Credit: Steve Zylius/UC Irvine

University of California President Janet Napolitano leads a discussion Nov. 1 in UC Irvine’s Political Science 121C course. Her key question: “How do we get the youth out to vote?”

Political science students study how the American electoral system works and how voters evaluate parties, candidates and issues. And who better to address these topics than the former governor of Arizona, former secretary of homeland security, and current University of California President Janet Napolitano?

Janet Napolitano speaks to a political science class
President Napolitano makes a point about voting.
Credit: Steve Zylius/UC Irvine

The UC president popped into a Political Science 121C class during a Nov. 1 campus visit to discuss the importance of participating in the political process through the polls.

Napolitano started the conversation with a pressing question: “How do we get the youth out to vote?”

The class response? Make college students feel more involved. Most politicians don’t advocate for youth-focused issues such as student loans and higher education, but if these issues were at the top of party platforms, students would be much more invested in voting.

With so many elections razor-blade close, the youth vote is key — in recent national elections fewer than half of California college students go to the polls. In advance of the 2018 midterm election, UC leaders have been especially active in get-out-the-vote efforts, supporting registration drives and related activities on all campuses.

The UC Student Association, through its UCweVote campaign, has created an online tool with which students can register, get ballot information and pledge to vote. It’s also looking to boost turnout on Election Day; students who text “WE VOTE” to 562-850-1721 can access resources on how to find their polling location, drop off a mail-in ballot, etc. UCSA has set an ambitious goal of reaching 100,000 students, equivalent to half of all UC undergraduates eligible to vote.

Back in class, enthusiastic students peppered Napolitano with questions ranging from ones about the Deferred Action for Childhood Arrivals program and how she worked across party lines as governor of Arizona to her thoughts on today’s political climate.

“I’ve never experienced a country so divided,” she told them. “Right now with our biggest issues — climate change and immigration — we seem incapable of having any discussion.

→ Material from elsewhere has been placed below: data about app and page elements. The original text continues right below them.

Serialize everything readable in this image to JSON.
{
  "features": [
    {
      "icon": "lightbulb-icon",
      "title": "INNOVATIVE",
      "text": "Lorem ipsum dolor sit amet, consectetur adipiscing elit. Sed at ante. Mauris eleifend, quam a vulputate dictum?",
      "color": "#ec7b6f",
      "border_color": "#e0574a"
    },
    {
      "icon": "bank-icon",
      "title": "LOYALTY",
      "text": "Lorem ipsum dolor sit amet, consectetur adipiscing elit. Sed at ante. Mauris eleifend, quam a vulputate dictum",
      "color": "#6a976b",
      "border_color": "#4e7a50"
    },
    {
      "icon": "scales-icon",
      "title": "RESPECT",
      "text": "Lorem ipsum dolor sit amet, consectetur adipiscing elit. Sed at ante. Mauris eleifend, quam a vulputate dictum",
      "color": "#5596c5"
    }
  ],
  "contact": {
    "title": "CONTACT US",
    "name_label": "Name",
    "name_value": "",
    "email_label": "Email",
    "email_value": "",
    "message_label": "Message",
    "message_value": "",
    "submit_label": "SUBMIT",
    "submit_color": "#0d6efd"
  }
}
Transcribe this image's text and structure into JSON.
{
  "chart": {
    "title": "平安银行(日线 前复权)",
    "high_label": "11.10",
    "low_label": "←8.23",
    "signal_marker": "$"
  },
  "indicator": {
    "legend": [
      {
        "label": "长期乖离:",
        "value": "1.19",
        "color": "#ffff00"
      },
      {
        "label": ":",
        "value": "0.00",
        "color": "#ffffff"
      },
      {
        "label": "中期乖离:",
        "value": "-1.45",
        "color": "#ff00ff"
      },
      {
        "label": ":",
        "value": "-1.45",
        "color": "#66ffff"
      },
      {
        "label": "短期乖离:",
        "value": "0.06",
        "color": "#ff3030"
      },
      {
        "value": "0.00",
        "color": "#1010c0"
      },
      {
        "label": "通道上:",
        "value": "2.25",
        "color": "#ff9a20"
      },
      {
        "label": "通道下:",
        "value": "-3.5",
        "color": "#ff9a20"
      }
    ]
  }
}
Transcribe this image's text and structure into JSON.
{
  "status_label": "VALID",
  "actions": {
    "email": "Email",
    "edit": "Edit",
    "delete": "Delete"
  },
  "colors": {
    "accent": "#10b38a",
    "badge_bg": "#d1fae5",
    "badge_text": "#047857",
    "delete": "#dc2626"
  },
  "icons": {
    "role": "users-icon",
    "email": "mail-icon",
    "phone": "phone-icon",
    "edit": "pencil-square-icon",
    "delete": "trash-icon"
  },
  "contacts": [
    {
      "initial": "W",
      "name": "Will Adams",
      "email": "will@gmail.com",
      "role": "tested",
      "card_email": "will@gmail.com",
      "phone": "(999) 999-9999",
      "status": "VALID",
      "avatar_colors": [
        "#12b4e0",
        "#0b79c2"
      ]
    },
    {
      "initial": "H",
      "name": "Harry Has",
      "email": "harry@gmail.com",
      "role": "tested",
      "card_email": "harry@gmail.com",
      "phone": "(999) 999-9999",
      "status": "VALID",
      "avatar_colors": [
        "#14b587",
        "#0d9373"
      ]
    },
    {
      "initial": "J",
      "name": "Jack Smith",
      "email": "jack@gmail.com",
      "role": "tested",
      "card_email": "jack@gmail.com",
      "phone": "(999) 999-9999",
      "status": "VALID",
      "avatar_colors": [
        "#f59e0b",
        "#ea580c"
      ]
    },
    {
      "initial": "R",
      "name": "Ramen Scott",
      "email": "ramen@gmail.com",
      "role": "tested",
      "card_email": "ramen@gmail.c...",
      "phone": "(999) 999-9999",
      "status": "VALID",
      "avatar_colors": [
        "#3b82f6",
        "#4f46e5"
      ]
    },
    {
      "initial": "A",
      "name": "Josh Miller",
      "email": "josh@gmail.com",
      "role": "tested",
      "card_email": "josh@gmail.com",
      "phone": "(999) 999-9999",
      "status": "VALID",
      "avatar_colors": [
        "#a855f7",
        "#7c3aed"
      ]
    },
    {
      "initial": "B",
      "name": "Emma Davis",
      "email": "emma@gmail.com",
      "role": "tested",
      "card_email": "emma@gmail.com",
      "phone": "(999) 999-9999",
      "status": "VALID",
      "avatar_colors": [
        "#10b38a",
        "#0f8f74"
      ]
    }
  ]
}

Change can only be made when voters demand it.”

Students appreciated the opportunity to talk with the UC president.

“She was upfront and honest, and it was great to hear how she feels,” said Vaibhav Gowda, a senior majoring in political science and economics.

“It really was awesome,” added Jorge Gutierrez, a senior sociology major. “She demonstrated that she cares.”